Under what circumstances can the government take your property without giving you compensation? Does it matter whether it is real property or personal property? On June 22, with an interesting alignment of justices, the U.S. Supreme Court decided Horne v. Department of Agriculture, addressing these and other questions.
On June 23, 2005, the Supreme Court ruled that the city of New London, Connecticut, could condemn fifteen residential properties in order to transfer them to a new private owner. Although the Fifth Amendment only permits the taking of private property for "public use," the Court ruled that the transfer of condemned land to private parties for "economic development" is permitted by the Constitution. In his new book, published by the University of Chicago Press, The Grasping Hand: "Kelo v. City of New London" and the Limits of Eminent Domain, Prof. Ilya Somin argues that the closely divided 5-4 ruling in Kelo was a grave error. Prof. Somin provides a detailed study of the case, as well as of the new laws intended to limit the use of eminent domain passed in forty-five states during the political backlash following the decision, alongside a broader history of the dispute over public use and eminent domain and an evaluation of options for reform.

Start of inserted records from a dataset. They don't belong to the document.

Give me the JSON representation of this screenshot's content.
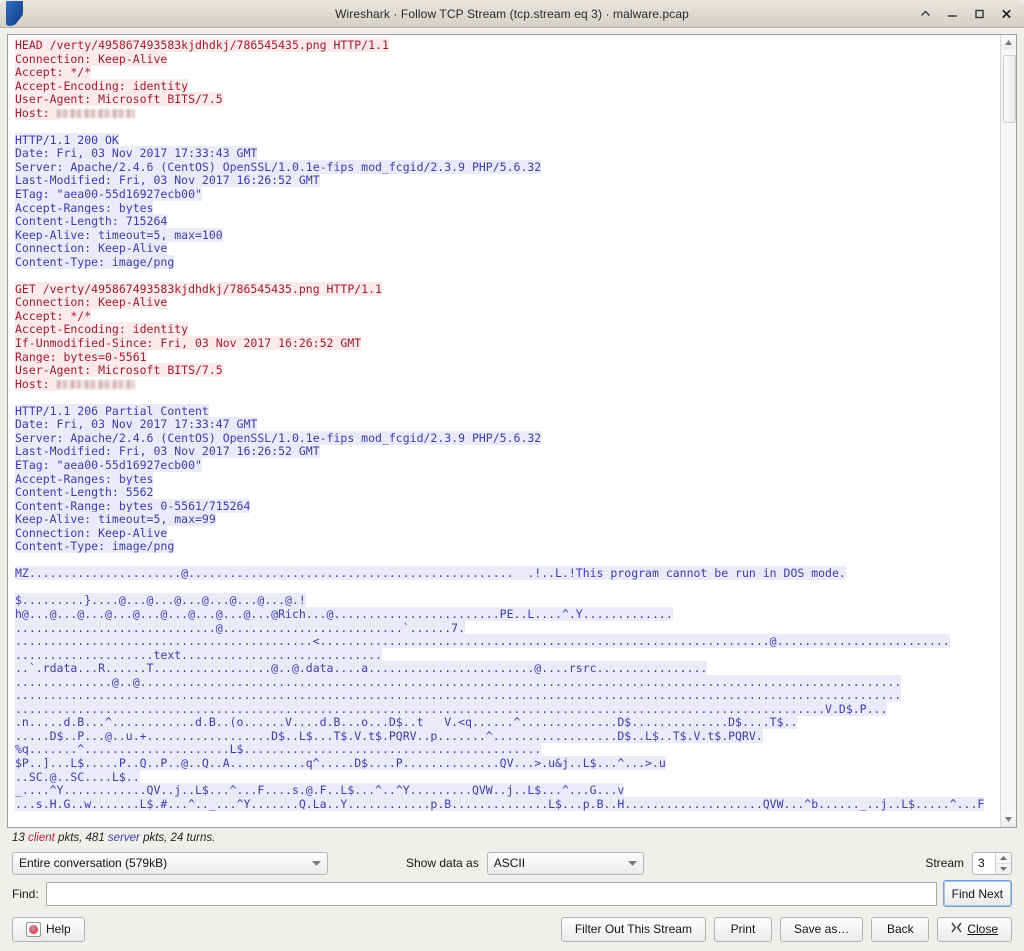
{
  "window": {
    "title": "Wireshark · Follow TCP Stream (tcp.stream eq 3) · malware.pcap",
    "controls": [
      {
        "name": "shade-icon",
        "label": "^"
      },
      {
        "name": "minimize-icon",
        "label": "–"
      },
      {
        "name": "maximize-icon",
        "label": "□"
      },
      {
        "name": "close-icon",
        "label": "✕"
      }
    ]
  },
  "colors": {
    "client_text": "#9c1f2e",
    "client_bg": "#fbeaec",
    "server_text": "#3b3fa8",
    "server_bg": "#eaeaf8",
    "window_bg": "#f0efec",
    "pane_bg": "#ffffff"
  },
  "stream": {
    "lines": [
      {
        "dir": "client",
        "text": "HEAD /verty/495867493583kjdhdkj/786545435.png HTTP/1.1"
      },
      {
        "dir": "client",
        "text": "Connection: Keep-Alive"
      },
      {
        "dir": "client",
        "text": "Accept: */*"
      },
      {
        "dir": "client",
        "text": "Accept-Encoding: identity"
      },
      {
        "dir": "client",
        "text": "User-Agent: Microsoft BITS/7.5"
      },
      {
        "dir": "client",
        "text": "Host: ",
        "redacted": 78
      },
      {
        "dir": "blank",
        "text": ""
      },
      {
        "dir": "server",
        "text": "HTTP/1.1 200 OK"
      },
      {
        "dir": "server",
        "text": "Date: Fri, 03 Nov 2017 17:33:43 GMT"
      },
      {
        "dir": "server",
        "text": "Server: Apache/2.4.6 (CentOS) OpenSSL/1.0.1e-fips mod_fcgid/2.3.9 PHP/5.6.32"
      },
      {
        "dir": "server",
        "text": "Last-Modified: Fri, 03 Nov 2017 16:26:52 GMT"
      },
      {
        "dir": "server",
        "text": "ETag: \"aea00-55d16927ecb00\""
      },
      {
        "dir": "server",
        "text": "Accept-Ranges: bytes"
      },
      {
        "dir": "server",
        "text": "Content-Length: 715264"
      },
      {
        "dir": "server",
        "text": "Keep-Alive: timeout=5, max=100"
      },
      {
        "dir": "server",
        "text": "Connection: Keep-Alive"
      },
      {
        "dir": "server",
        "text": "Content-Type: image/png"
      },
      {
        "dir": "blank",
        "text": ""
      },
      {
        "dir": "client",
        "text": "GET /verty/495867493583kjdhdkj/786545435.png HTTP/1.1"
      },
      {
        "dir": "client",
        "text": "Connection: Keep-Alive"
      },
      {
        "dir": "client",
        "text": "Accept: */*"
      },
      {
        "dir": "client",
        "text": "Accept-Encoding: identity"
      },
      {
        "dir": "client",
        "text": "If-Unmodified-Since: Fri, 03 Nov 2017 16:26:52 GMT"
      },
      {
        "dir": "client",
        "text": "Range: bytes=0-5561"
      },
      {
        "dir": "client",
        "text": "User-Agent: Microsoft BITS/7.5"
      },
      {
        "dir": "client",
        "text": "Host: ",
        "redacted": 78
      },
      {
        "dir": "blank",
        "text": ""
      },
      {
        "dir": "server",
        "text": "HTTP/1.1 206 Partial Content"
      },
      {
        "dir": "server",
        "text": "Date: Fri, 03 Nov 2017 17:33:47 GMT"
      },
      {
        "dir": "server",
        "text": "Server: Apache/2.4.6 (CentOS) OpenSSL/1.0.1e-fips mod_fcgid/2.3.9 PHP/5.6.32"
      },
      {
        "dir": "server",
        "text": "Last-Modified: Fri, 03 Nov 2017 16:26:52 GMT"
      },
      {
        "dir": "server",
        "text": "ETag: \"aea00-55d16927ecb00\""
      },
      {
        "dir": "server",
        "text": "Accept-Ranges: bytes"
      },
      {
        "dir": "server",
        "text": "Content-Length: 5562"
      },
      {
        "dir": "server",
        "text": "Content-Range: bytes 0-5561/715264"
      },
      {
        "dir": "server",
        "text": "Keep-Alive: timeout=5, max=99"
      },
      {
        "dir": "server",
        "text": "Connection: Keep-Alive"
      },
      {
        "dir": "server",
        "text": "Content-Type: image/png"
      },
      {
        "dir": "blank",
        "text": ""
      },
      {
        "dir": "server",
        "text": "MZ......................@...............................................  .!..L.!This program cannot be run in DOS mode."
      },
      {
        "dir": "blank",
        "text": ""
      },
      {
        "dir": "server",
        "text": "$.........}....@...@...@...@...@...@...@.!"
      },
      {
        "dir": "server",
        "text": "h@...@...@...@...@...@...@...@...@...@Rich...@........................PE..L....^.Y............."
      },
      {
        "dir": "server",
        "text": ".............................@..........................`......7."
      },
      {
        "dir": "server",
        "text": "...........................................<.................................................................@........................."
      },
      {
        "dir": "server",
        "text": "....................text............................."
      },
      {
        "dir": "server",
        "text": "..`.rdata...R......T.................@..@.data....a........................@....rsrc................"
      },
      {
        "dir": "server",
        "text": "..............@..@.............................................................................................................."
      },
      {
        "dir": "server",
        "text": "................................................................................................................................"
      },
      {
        "dir": "server",
        "text": ".....................................................................................................................V.D$.P..."
      },
      {
        "dir": "server",
        "text": ".n.....d.B...^............d.B..(o......V....d.B...o...D$..t   V.<q......^..............D$..............D$....T$.."
      },
      {
        "dir": "server",
        "text": ".....D$..P...@..u.+..................D$..L$...T$.V.t$.PQRV..p.......^..................D$..L$..T$.V.t$.PQRV."
      },
      {
        "dir": "server",
        "text": "%q.......^.....................L$..........................................."
      },
      {
        "dir": "server",
        "text": "$P..]...L$.....P..Q..P..@..Q..A...........q^.....D$....P..............QV...>.u&j..L$...^...>.u"
      },
      {
        "dir": "server",
        "text": "..SC.@..SC....L$.."
      },
      {
        "dir": "server",
        "text": "_....^Y............QV..j..L$...^...F....s.@.F..L$...^..^Y.........QVW..j..L$...^...G...v"
      },
      {
        "dir": "server",
        "text": "...s.H.G..w.......L$.#...^.._...^Y.......Q.La..Y............p.B..............L$...p.B..H....................QVW...^b......_..j..L$.....^...F"
      }
    ]
  },
  "status": {
    "prefix": "13 ",
    "client_word": "client",
    "middle": " pkts, 481 ",
    "server_word": "server",
    "suffix": " pkts, 24 turns."
  },
  "controls": {
    "conversation_value": "Entire conversation (579kB)",
    "show_data_as_label": "Show data as",
    "show_data_as_value": "ASCII",
    "stream_label": "Stream",
    "stream_value": "3",
    "find_label": "Find:",
    "find_value": "",
    "find_placeholder": "",
    "find_next_label": "Find Next"
  },
  "buttons": {
    "help": "Help",
    "filter_out": "Filter Out This Stream",
    "print": "Print",
    "save_as": "Save as…",
    "back": "Back",
    "close": "Close"
  }
}
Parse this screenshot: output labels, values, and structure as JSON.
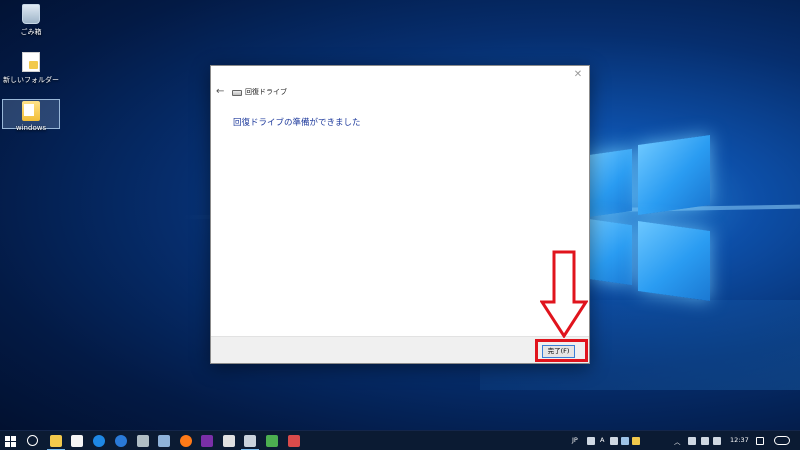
{
  "desktop": {
    "icons": [
      {
        "label": "ごみ箱"
      },
      {
        "label": "新しいフォルダー"
      },
      {
        "label": "windows"
      }
    ]
  },
  "dialog": {
    "close_symbol": "✕",
    "back_symbol": "←",
    "title": "回復ドライブ",
    "heading": "回復ドライブの準備ができました",
    "finish_label": "完了(F)"
  },
  "taskbar": {
    "ime_label": "JP",
    "ime_mode": "A",
    "clock": "12:37"
  },
  "colors": {
    "heading": "#1e3a9c",
    "highlight": "#e0141d",
    "taskbar": "#0b1b33"
  }
}
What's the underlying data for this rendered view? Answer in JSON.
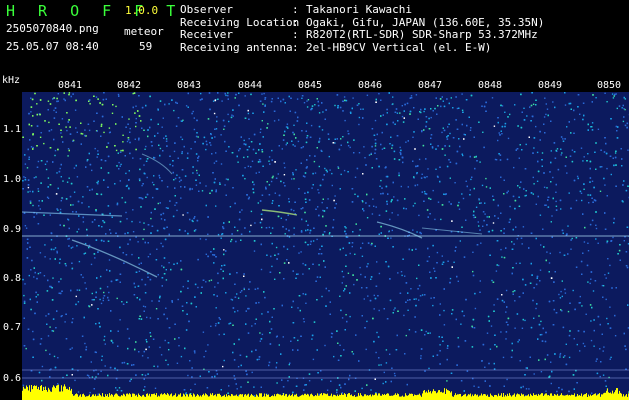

With the 10th anniversary of the Kelo decision approaching, Prof. Somin joined a Teleforum program to discuss the book, with Prof. Richard Epstein joining to offer his comments.
On January 21, 2014, the Supreme Court issued its decision in Hana Financial, Inc. v. Hana Bank. This trademark case involved a rule called "tacking", which permits the owner of a trademark to modify the trademark without losing the priority established by being the first user of the trademark. Tacking, however, is only permitted as long as the modified trademark establishes "the same, continuing commercial impression so that consumers consider both as the same mark."
The question in this case was whether the judge or the jury should determine whether a consumer would consider the original trademark and the modified trademark to be the same.
In an opinion delivered by Justice Sotomayor, the Court unanimously held that the jury, rather than a court, should determine whether the use of an older trademark may be tacked to a newer one. The judgment of the Ninth Circuit was affirmed.
To discuss the case, we have Michael Risch, who is a Professor of Law at the Villanova University School of Law.